Start of Entries shown

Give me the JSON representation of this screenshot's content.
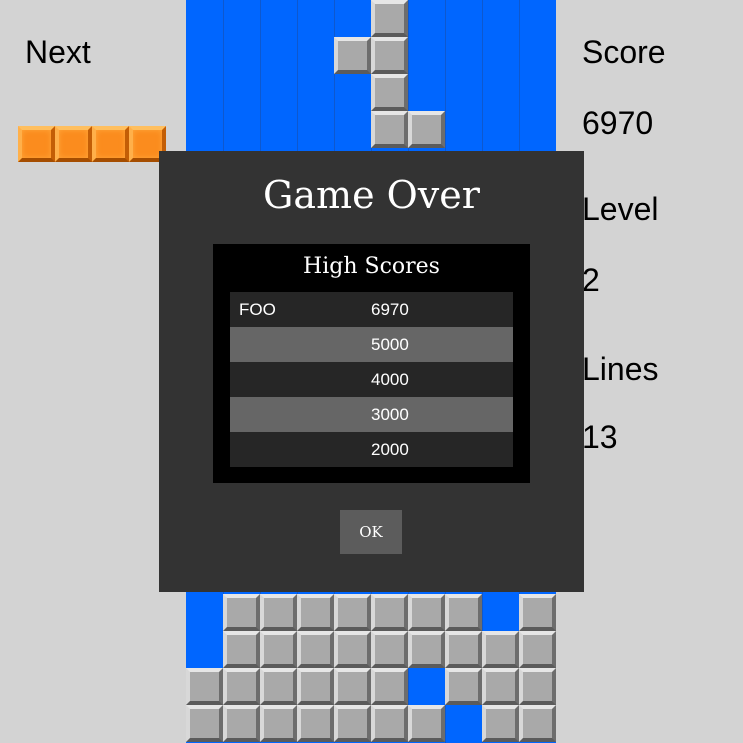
{
  "sidebar": {
    "next_label": "Next",
    "score_label": "Score",
    "score_value": "6970",
    "level_label": "Level",
    "level_value": "2",
    "lines_label": "Lines",
    "lines_value": "13"
  },
  "next_piece": {
    "shape": "I",
    "color": "#fb8c1e",
    "blocks": 4
  },
  "board": {
    "columns": 10,
    "background": "#0066ff",
    "block_color": "#a9a9a9"
  },
  "game_over": {
    "title": "Game Over",
    "high_scores_title": "High Scores",
    "scores": [
      {
        "name": "FOO",
        "score": "6970"
      },
      {
        "name": "",
        "score": "5000"
      },
      {
        "name": "",
        "score": "4000"
      },
      {
        "name": "",
        "score": "3000"
      },
      {
        "name": "",
        "score": "2000"
      }
    ],
    "ok_label": "OK"
  }
}
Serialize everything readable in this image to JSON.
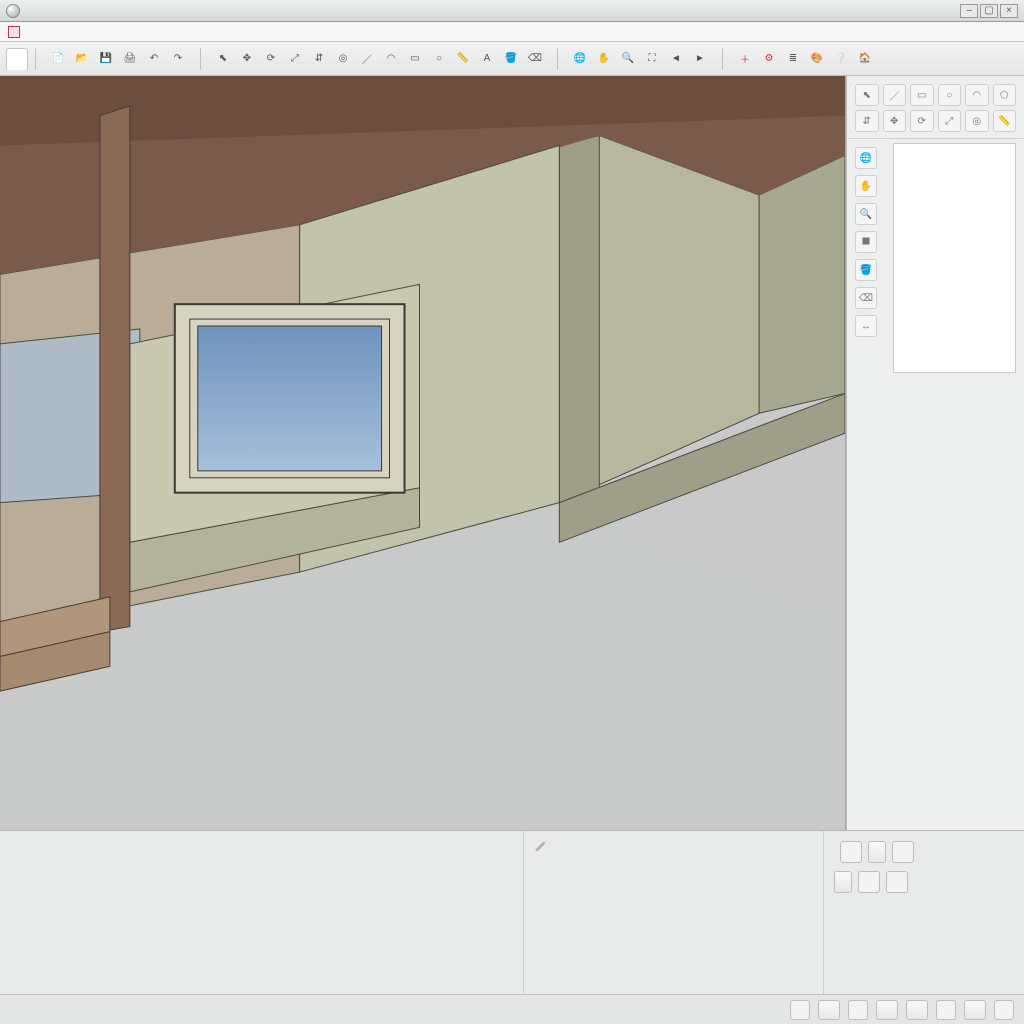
{
  "title": "",
  "pathrow": {
    "text": ""
  },
  "tab": {
    "label": ""
  },
  "toolbar": {
    "group1": [
      "file",
      "open",
      "save",
      "print",
      "undo",
      "redo"
    ],
    "group2": [
      "select",
      "move",
      "rotate",
      "scale",
      "push",
      "offset",
      "line",
      "arc",
      "rect",
      "circle",
      "tape",
      "text",
      "paint",
      "erase"
    ],
    "group3": [
      "orbit",
      "pan",
      "zoom",
      "zoom-ext",
      "prev",
      "next"
    ],
    "group4": [
      "add",
      "settings",
      "layers",
      "styles",
      "help",
      "warehouse"
    ]
  },
  "side": {
    "palette": [
      "select",
      "line",
      "rect",
      "circle",
      "arc",
      "poly",
      "push",
      "move",
      "rotate",
      "scale",
      "offset",
      "tape"
    ],
    "column": [
      "orbit",
      "pan",
      "zoom",
      "section",
      "paint",
      "erase",
      "dims"
    ],
    "panelLabel": ""
  },
  "status": {
    "lines": [
      "",
      "",
      "",
      "",
      ""
    ]
  },
  "hint": {
    "label": "",
    "text": ""
  },
  "dock": {
    "label1": "",
    "btn1": "",
    "btn2": ""
  },
  "footer": {
    "left": "",
    "buttons": [
      "",
      "",
      "",
      ""
    ]
  },
  "viewport": {
    "messages": [
      "",
      ""
    ]
  }
}
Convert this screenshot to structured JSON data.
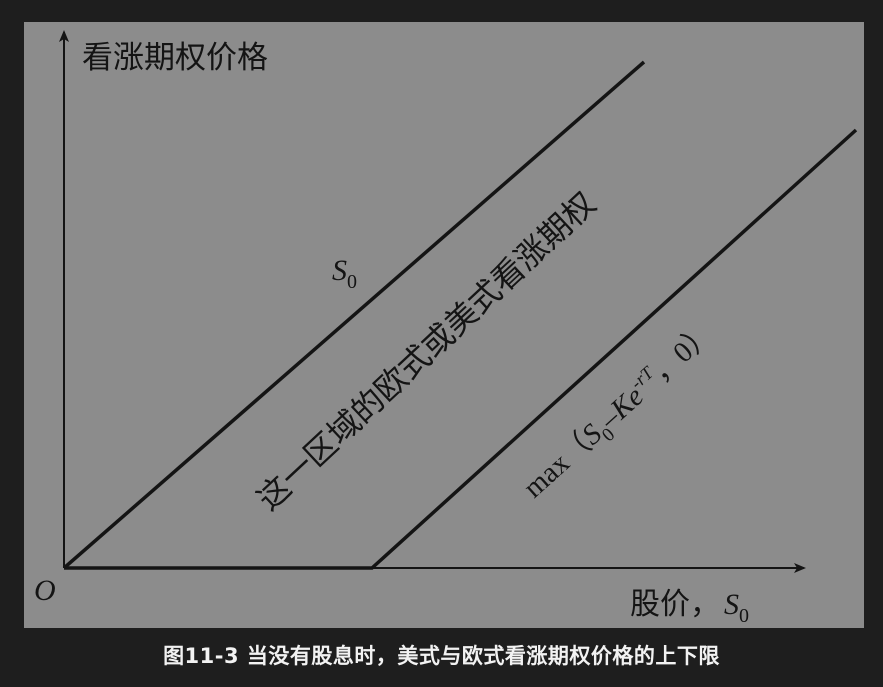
{
  "figure": {
    "y_axis_label": "看涨期权价格",
    "x_axis_label_text": "股价，",
    "x_axis_label_var": "S",
    "x_axis_label_sub": "0",
    "origin_label": "O",
    "upper_bound_label_var": "S",
    "upper_bound_label_sub": "0",
    "region_label": "这一区域的欧式或美式看涨期权",
    "lower_bound_label": {
      "prefix": "max（",
      "s": "S",
      "s_sub": "0",
      "minus": "–",
      "k": "Ke",
      "exp": "-rT",
      "suffix": "，0）"
    }
  },
  "caption": "图11-3 当没有股息时，美式与欧式看涨期权价格的上下限"
}
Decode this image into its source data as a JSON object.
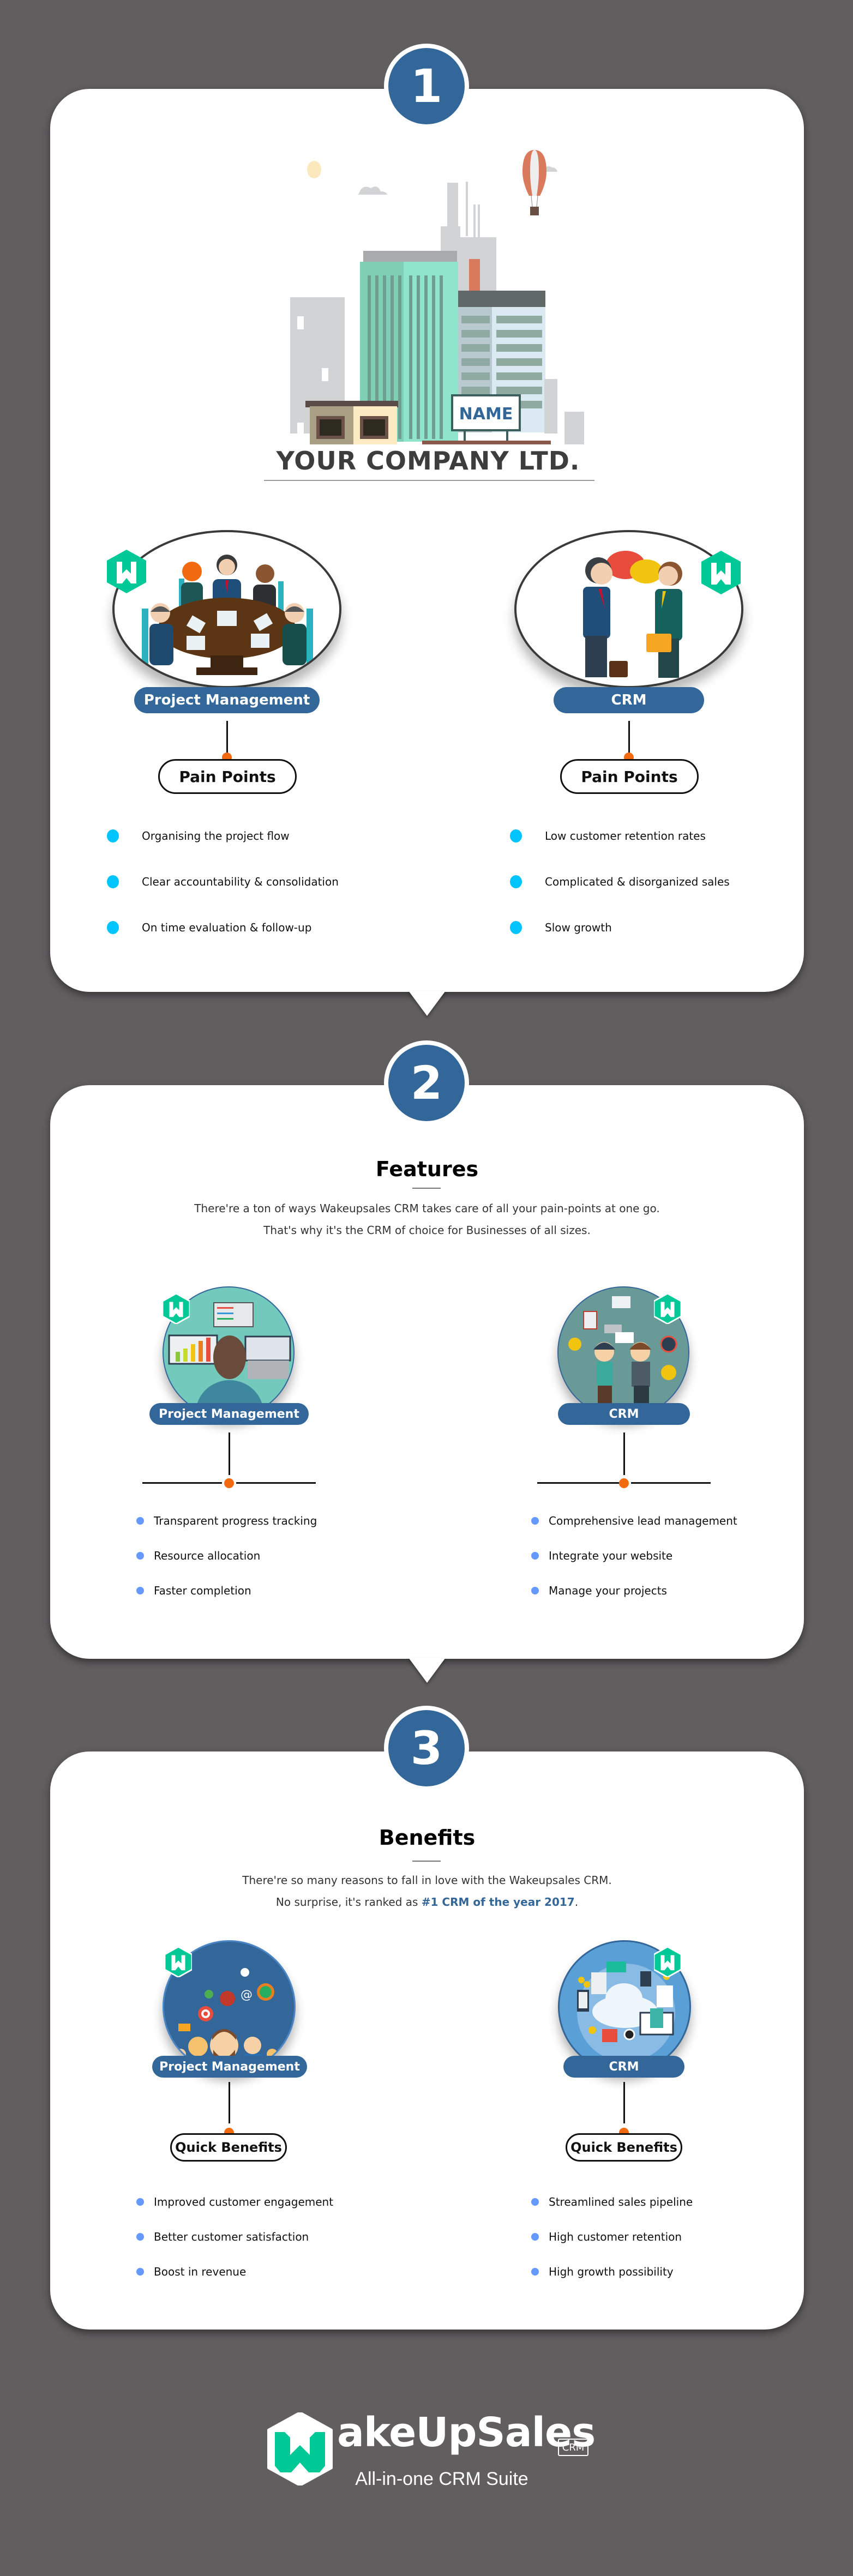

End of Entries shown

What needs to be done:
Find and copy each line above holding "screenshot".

Exercise response:
Give me the JSON representation of this screenshot's content.
Convert this screenshot to structured JSON data.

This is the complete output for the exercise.